|From:||Ian Spackman <ianspackman@...>|
|Date:||Tuesday, August 12, 2003, 19:51|
My copy of _Describing Morphosyntax_ arrived today, so I've started reading
it. Something I'd like to know more about than appears (at least so far)
in the book:
I was aware of the distinction between head- and dependent-marking in
possessive constructions, and was rather surprised to learn that
head-marking is the more common. But more interesting is the comment that
the patterns tend to apply across different sort of phrases in the language
(nominal, adpositional, verbal).
How does this work? Does anyone have any examples?

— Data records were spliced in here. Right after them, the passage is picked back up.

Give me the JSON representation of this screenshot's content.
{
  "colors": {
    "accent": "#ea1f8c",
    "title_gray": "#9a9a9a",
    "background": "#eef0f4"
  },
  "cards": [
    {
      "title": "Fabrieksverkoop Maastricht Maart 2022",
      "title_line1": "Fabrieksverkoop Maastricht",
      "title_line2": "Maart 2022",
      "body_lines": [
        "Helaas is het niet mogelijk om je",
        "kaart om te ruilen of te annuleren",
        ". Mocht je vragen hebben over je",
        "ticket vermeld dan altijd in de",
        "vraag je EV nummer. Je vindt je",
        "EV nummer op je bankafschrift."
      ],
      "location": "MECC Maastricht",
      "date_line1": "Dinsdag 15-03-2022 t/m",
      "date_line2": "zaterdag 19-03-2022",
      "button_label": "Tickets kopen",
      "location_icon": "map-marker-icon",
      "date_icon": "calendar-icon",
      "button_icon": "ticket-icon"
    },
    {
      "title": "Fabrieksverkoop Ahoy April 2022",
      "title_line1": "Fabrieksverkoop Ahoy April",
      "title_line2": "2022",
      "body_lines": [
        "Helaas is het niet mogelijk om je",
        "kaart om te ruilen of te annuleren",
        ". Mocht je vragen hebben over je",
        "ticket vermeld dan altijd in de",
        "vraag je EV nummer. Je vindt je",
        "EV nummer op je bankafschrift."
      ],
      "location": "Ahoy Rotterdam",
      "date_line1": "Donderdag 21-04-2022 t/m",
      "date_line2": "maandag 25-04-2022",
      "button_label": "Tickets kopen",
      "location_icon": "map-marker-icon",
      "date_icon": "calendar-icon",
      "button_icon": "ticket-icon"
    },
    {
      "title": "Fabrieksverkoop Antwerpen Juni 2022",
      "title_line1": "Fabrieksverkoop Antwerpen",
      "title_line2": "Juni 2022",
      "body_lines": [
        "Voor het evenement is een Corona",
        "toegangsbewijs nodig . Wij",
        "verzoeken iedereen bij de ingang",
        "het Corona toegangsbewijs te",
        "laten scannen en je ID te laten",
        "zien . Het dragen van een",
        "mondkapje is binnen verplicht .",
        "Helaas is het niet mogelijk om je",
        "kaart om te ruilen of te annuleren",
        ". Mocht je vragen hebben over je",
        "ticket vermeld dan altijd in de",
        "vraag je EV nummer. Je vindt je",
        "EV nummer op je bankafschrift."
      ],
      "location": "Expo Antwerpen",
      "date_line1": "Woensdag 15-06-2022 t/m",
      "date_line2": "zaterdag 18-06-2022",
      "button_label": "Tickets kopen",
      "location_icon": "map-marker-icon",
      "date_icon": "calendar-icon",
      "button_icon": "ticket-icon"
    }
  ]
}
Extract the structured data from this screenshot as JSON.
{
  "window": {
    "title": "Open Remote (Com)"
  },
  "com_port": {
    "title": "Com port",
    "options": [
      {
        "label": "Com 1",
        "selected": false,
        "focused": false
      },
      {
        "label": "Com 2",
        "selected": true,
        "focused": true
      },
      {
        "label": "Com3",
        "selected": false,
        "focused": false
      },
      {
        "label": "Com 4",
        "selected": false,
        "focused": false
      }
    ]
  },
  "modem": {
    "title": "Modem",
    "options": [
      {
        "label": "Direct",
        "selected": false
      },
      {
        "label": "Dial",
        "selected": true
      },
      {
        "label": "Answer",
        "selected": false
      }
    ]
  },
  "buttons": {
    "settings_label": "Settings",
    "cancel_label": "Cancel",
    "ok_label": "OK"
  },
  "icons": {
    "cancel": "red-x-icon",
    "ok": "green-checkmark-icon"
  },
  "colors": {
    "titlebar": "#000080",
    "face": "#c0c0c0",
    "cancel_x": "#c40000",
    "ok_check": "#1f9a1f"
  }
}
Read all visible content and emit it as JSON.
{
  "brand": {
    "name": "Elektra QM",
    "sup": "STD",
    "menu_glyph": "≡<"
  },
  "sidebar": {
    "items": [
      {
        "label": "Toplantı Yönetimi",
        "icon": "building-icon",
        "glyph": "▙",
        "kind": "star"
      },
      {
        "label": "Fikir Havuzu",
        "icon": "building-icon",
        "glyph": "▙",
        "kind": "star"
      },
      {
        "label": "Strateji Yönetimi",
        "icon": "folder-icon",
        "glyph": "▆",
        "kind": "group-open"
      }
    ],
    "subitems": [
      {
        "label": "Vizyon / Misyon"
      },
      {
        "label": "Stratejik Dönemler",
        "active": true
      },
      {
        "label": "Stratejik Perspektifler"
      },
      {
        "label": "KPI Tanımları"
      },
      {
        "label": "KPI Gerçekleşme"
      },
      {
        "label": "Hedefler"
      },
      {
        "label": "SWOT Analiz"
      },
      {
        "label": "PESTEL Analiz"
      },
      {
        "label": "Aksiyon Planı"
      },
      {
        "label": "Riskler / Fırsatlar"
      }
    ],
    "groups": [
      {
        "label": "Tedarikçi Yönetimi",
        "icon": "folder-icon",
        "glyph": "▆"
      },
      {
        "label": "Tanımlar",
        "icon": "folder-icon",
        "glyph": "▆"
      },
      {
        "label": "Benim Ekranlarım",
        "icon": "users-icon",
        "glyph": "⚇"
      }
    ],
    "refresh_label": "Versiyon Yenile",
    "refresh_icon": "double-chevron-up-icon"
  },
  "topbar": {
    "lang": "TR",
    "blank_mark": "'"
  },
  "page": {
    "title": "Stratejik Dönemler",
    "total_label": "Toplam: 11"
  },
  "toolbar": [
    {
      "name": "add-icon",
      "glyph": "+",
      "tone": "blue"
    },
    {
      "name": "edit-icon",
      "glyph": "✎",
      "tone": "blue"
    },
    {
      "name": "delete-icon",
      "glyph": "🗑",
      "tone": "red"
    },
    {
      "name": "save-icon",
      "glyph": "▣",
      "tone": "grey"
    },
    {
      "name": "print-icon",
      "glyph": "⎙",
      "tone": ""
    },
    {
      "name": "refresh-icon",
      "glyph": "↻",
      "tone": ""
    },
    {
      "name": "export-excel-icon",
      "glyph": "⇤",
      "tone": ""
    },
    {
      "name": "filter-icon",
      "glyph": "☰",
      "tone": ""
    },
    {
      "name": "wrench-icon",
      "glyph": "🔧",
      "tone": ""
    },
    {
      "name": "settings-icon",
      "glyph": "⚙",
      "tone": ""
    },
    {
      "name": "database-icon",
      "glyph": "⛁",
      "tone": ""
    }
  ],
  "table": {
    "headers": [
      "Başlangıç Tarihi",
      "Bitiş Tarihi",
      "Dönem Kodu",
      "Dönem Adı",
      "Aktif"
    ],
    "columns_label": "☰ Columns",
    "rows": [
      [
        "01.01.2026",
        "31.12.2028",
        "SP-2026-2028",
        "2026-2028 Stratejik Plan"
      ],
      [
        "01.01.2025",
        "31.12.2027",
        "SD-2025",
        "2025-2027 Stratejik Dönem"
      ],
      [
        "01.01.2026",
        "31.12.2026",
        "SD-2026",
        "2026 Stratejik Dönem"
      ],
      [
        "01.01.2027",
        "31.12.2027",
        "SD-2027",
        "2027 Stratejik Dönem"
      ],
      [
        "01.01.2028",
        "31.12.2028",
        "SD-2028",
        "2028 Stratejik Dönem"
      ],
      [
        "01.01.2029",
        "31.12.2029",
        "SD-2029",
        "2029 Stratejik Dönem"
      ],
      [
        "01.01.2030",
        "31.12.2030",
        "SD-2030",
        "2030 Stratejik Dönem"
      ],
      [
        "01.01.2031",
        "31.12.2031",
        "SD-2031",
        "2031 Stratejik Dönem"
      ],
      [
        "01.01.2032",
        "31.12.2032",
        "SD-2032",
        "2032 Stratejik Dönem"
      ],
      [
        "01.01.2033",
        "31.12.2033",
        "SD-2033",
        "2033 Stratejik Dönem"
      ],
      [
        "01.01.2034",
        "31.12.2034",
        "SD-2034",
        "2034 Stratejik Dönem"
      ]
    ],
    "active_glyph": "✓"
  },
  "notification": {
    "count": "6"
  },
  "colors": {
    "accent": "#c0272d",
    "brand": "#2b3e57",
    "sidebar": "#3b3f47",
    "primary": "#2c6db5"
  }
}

I cannot recall having
met, for instance, an inflected adposition, myself.
It's a shame that the only example in the book is one of possession (Zhon
kitab-é 'John's book' (Farsi)).